(Data listing begins)

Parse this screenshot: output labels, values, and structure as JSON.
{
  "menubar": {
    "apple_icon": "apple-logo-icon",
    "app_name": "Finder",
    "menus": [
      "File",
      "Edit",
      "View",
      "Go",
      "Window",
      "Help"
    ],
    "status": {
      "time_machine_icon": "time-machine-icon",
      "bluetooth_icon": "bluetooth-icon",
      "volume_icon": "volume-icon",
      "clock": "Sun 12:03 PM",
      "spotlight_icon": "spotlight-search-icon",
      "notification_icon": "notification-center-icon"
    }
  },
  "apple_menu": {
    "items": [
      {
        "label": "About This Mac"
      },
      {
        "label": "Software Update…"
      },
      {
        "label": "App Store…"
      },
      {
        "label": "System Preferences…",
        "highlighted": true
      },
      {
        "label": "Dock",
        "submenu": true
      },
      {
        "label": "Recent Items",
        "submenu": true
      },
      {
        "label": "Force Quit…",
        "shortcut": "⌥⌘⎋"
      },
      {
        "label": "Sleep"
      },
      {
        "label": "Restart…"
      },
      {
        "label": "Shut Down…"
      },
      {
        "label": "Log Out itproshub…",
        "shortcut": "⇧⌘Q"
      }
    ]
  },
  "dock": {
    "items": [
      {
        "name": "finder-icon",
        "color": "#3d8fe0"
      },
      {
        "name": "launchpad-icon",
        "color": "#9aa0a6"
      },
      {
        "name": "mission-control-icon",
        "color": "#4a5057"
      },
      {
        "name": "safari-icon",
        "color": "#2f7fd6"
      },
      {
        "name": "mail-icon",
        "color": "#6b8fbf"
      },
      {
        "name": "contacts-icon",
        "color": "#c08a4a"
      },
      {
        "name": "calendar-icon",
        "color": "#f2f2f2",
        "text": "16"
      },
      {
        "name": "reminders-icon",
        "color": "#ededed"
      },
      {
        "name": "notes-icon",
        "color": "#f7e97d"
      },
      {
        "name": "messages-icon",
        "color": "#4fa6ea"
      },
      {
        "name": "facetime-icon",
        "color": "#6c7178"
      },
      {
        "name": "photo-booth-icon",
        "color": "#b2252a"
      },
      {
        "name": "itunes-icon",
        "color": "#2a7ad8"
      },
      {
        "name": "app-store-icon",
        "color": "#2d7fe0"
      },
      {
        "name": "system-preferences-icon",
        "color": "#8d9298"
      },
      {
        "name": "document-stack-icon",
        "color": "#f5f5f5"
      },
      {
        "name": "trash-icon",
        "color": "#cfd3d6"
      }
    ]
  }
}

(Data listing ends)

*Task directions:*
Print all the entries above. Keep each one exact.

*Answer for this exercise:*
Parse this screenshot: output labels, values, and structure as JSON.
{
  "menubar": {
    "apple_icon": "apple-logo-icon",
    "app_name": "Finder",
    "menus": [
      "File",
      "Edit",
      "View",
      "Go",
      "Window",
      "Help"
    ],
    "status": {
      "time_machine_icon": "time-machine-icon",
      "bluetooth_icon": "bluetooth-icon",
      "volume_icon": "volume-icon",
      "clock": "Sun 12:03 PM",
      "spotlight_icon": "spotlight-search-icon",
      "notification_icon": "notification-center-icon"
    }
  },
  "apple_menu": {
    "items": [
      {
        "label": "About This Mac"
      },
      {
        "label": "Software Update…"
      },
      {
        "label": "App Store…"
      },
      {
        "label": "System Preferences…",
        "highlighted": true
      },
      {
        "label": "Dock",
        "submenu": true
      },
      {
        "label": "Recent Items",
        "submenu": true
      },
      {
        "label": "Force Quit…",
        "shortcut": "⌥⌘⎋"
      },
      {
        "label": "Sleep"
      },
      {
        "label": "Restart…"
      },
      {
        "label": "Shut Down…"
      },
      {
        "label": "Log Out itproshub…",
        "shortcut": "⇧⌘Q"
      }
    ]
  },
  "dock": {
    "items": [
      {
        "name": "finder-icon",
        "color": "#3d8fe0"
      },
      {
        "name": "launchpad-icon",
        "color": "#9aa0a6"
      },
      {
        "name": "mission-control-icon",
        "color": "#4a5057"
      },
      {
        "name": "safari-icon",
        "color": "#2f7fd6"
      },
      {
        "name": "mail-icon",
        "color": "#6b8fbf"
      },
      {
        "name": "contacts-icon",
        "color": "#c08a4a"
      },
      {
        "name": "calendar-icon",
        "color": "#f2f2f2",
        "text": "16"
      },
      {
        "name": "reminders-icon",
        "color": "#ededed"
      },
      {
        "name": "notes-icon",
        "color": "#f7e97d"
      },
      {
        "name": "messages-icon",
        "color": "#4fa6ea"
      },
      {
        "name": "facetime-icon",
        "color": "#6c7178"
      },
      {
        "name": "photo-booth-icon",
        "color": "#b2252a"
      },
      {
        "name": "itunes-icon",
        "color": "#2a7ad8"
      },
      {
        "name": "app-store-icon",
        "color": "#2d7fe0"
      },
      {
        "name": "system-preferences-icon",
        "color": "#8d9298"
      },
      {
        "name": "document-stack-icon",
        "color": "#f5f5f5"
      },
      {
        "name": "trash-icon",
        "color": "#cfd3d6"
      }
    ]
  }
}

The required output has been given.